What is the Register?


The primary focus of the Register is on international arms transfers. Governments are also encouraged to provide additional background information, notably on procurement through national production and military holdings.

It is estimated that the Register captures more than 95 percent of the global transfers each year in seven agreed categories of combat systems.

The graph below shows a steep rise in global participation in the Register for calendar year 2000. The number of submissions for the latest calendar year 2001 may still rise, as some late submissions are expected.

Establishment and review of the Register


The Register of Conventional Arms was established by General Assembly resolution 46/36 L of 9 December 1991. Under a mandate provided by that resolution, a panel of governmental experts, appointed by the Secretary-General, elaborated the technical procedures of the Register, its scope and the standardized reporting form to be used by Member States when providing data on international arms transfers.

The technical experts also considered the mDDAlities for the further expansion of the seven agreed categories of equipment.

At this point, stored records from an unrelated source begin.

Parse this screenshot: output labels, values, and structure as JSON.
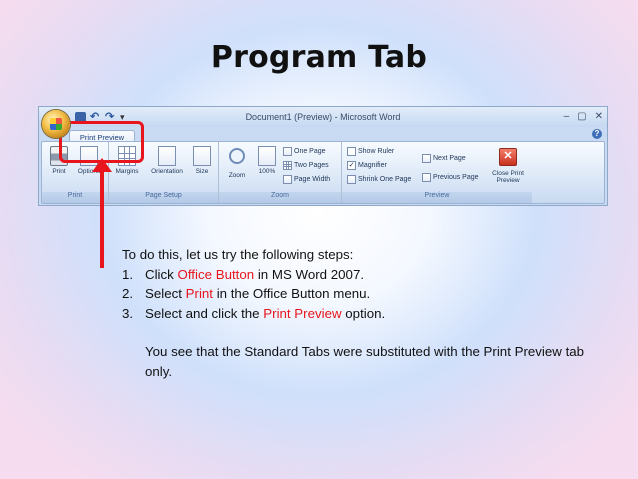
{
  "slide": {
    "title": "Program Tab"
  },
  "word_window": {
    "title": "Document1 (Preview) - Microsoft Word",
    "window_controls": [
      "–",
      "▢",
      "✕"
    ],
    "active_tab": "Print Preview",
    "help": "?",
    "groups": [
      {
        "label": "Print",
        "buttons": [
          "Print",
          "Options"
        ]
      },
      {
        "label": "Page Setup",
        "buttons": [
          "Margins",
          "Orientation",
          "Size"
        ]
      },
      {
        "label": "Zoom",
        "buttons": [
          "Zoom",
          "100%"
        ],
        "options": [
          "One Page",
          "Two Pages",
          "Page Width"
        ]
      },
      {
        "label": "Preview",
        "checkboxes": [
          "Show Ruler",
          "Magnifier",
          "Shrink One Page"
        ],
        "nav": [
          "Next Page",
          "Previous Page"
        ],
        "close_label": "Close Print Preview"
      }
    ],
    "magnifier_checked": "✓"
  },
  "content": {
    "intro": "To do this, let us try the following steps:",
    "steps": [
      {
        "num": "1.",
        "pre": "Click ",
        "highlight": "Office Button",
        "post": " in MS Word 2007."
      },
      {
        "num": "2.",
        "pre": "Select ",
        "highlight": "Print",
        "post": " in the Office Button menu."
      },
      {
        "num": "3.",
        "pre": "Select and click the ",
        "highlight": "Print Preview",
        "post": " option."
      }
    ],
    "note": "You see that the Standard Tabs were substituted with the Print Preview tab only."
  },
  "colors": {
    "annotation_red": "#e8151c",
    "ribbon_blue": "#c9dbf2"
  }
}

They set out a potential list of equip-ment that could be con-sidered by future gov- ernmental experts. Thus far, the Register remains confined to the seven agreed categories of combat systems. see article

SG's Message

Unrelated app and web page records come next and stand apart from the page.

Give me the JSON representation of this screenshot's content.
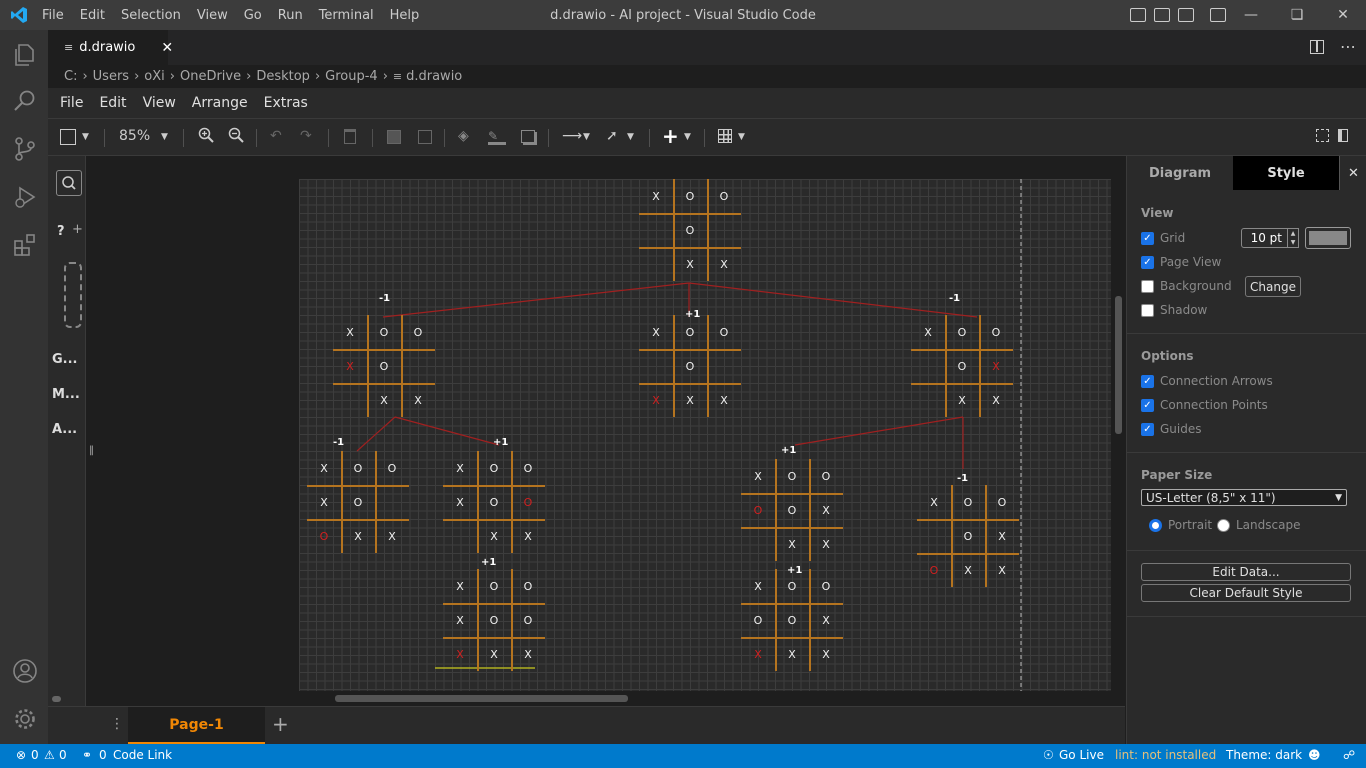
{
  "window": {
    "title": "d.drawio - AI project - Visual Studio Code",
    "menu": [
      "File",
      "Edit",
      "Selection",
      "View",
      "Go",
      "Run",
      "Terminal",
      "Help"
    ]
  },
  "tab": {
    "label": "d.drawio"
  },
  "breadcrumb": [
    "C:",
    "Users",
    "oXi",
    "OneDrive",
    "Desktop",
    "Group-4",
    "d.drawio"
  ],
  "drawio_menu": [
    "File",
    "Edit",
    "View",
    "Arrange",
    "Extras"
  ],
  "toolbar": {
    "zoom": "85%"
  },
  "shapes_panel": {
    "help": "?",
    "groups": [
      "G...",
      "M...",
      "A..."
    ],
    "bottom": "+..."
  },
  "canvas": {
    "boards": [
      {
        "cells": [
          "X",
          "O",
          "O",
          "",
          "O",
          "",
          "",
          "X",
          "X"
        ],
        "red": [],
        "score": ""
      },
      {
        "cells": [
          "X",
          "O",
          "O",
          "X",
          "O",
          "",
          "",
          "X",
          "X"
        ],
        "red": [
          3
        ],
        "score": "-1"
      },
      {
        "cells": [
          "X",
          "O",
          "O",
          "",
          "O",
          "",
          "X",
          "X",
          "X"
        ],
        "red": [
          6
        ],
        "score": "+1"
      },
      {
        "cells": [
          "X",
          "O",
          "O",
          "",
          "O",
          "X",
          "",
          "X",
          "X"
        ],
        "red": [
          5
        ],
        "score": "-1"
      },
      {
        "cells": [
          "X",
          "O",
          "O",
          "X",
          "O",
          "",
          "O",
          "X",
          "X"
        ],
        "red": [
          6
        ],
        "score": "-1"
      },
      {
        "cells": [
          "X",
          "O",
          "O",
          "X",
          "O",
          "O",
          "",
          "X",
          "X"
        ],
        "red": [
          5
        ],
        "score": "+1"
      },
      {
        "cells": [
          "X",
          "O",
          "O",
          "X",
          "O",
          "O",
          "X",
          "X",
          "X"
        ],
        "red": [
          6
        ],
        "score": "+1"
      },
      {
        "cells": [
          "X",
          "O",
          "O",
          "O",
          "O",
          "X",
          "",
          "X",
          "X"
        ],
        "red": [
          3
        ],
        "score": "+1"
      },
      {
        "cells": [
          "X",
          "O",
          "O",
          "O",
          "O",
          "X",
          "X",
          "X",
          "X"
        ],
        "red": [
          6
        ],
        "score": "+1"
      },
      {
        "cells": [
          "X",
          "O",
          "O",
          "",
          "O",
          "X",
          "O",
          "X",
          "X"
        ],
        "red": [
          6
        ],
        "score": "-1"
      }
    ]
  },
  "page_tab": {
    "label": "Page-1"
  },
  "format_panel": {
    "tabs": [
      "Diagram",
      "Style"
    ],
    "view_title": "View",
    "grid": "Grid",
    "grid_size": "10 pt",
    "page_view": "Page View",
    "background": "Background",
    "change": "Change",
    "shadow": "Shadow",
    "options_title": "Options",
    "connection_arrows": "Connection Arrows",
    "connection_points": "Connection Points",
    "guides": "Guides",
    "paper_size_title": "Paper Size",
    "paper_size": "US-Letter (8,5\" x 11\")",
    "portrait": "Portrait",
    "landscape": "Landscape",
    "edit_data": "Edit Data...",
    "clear_default_style": "Clear Default Style"
  },
  "status_bar": {
    "problems": "0",
    "warnings": "0",
    "ports": "0",
    "code_link": "Code Link",
    "go_live": "Go Live",
    "lint": "lint: not installed",
    "theme": "Theme: dark"
  },
  "colors": {
    "accent": "#007acc",
    "drawio_orange": "#f08705",
    "board_lines": "#b5741f",
    "red_mark": "#d02020",
    "edge": "#a02020"
  }
}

In an effort to stimulate work in the Conference on Disarmament on the subject, the Russian Federation and China submitted, on 27 June, the last day of the second part of the 2002 session, a joint Working Paper to the Conference on the prevention of the deployment of weapons in outer space, containing the basic elements for a future international legal agreement on the issue.

China believed that only a treaty-based prohibition of the deployment of weapons in outer space and the prevention of the threat or use of force against outer space objects, see article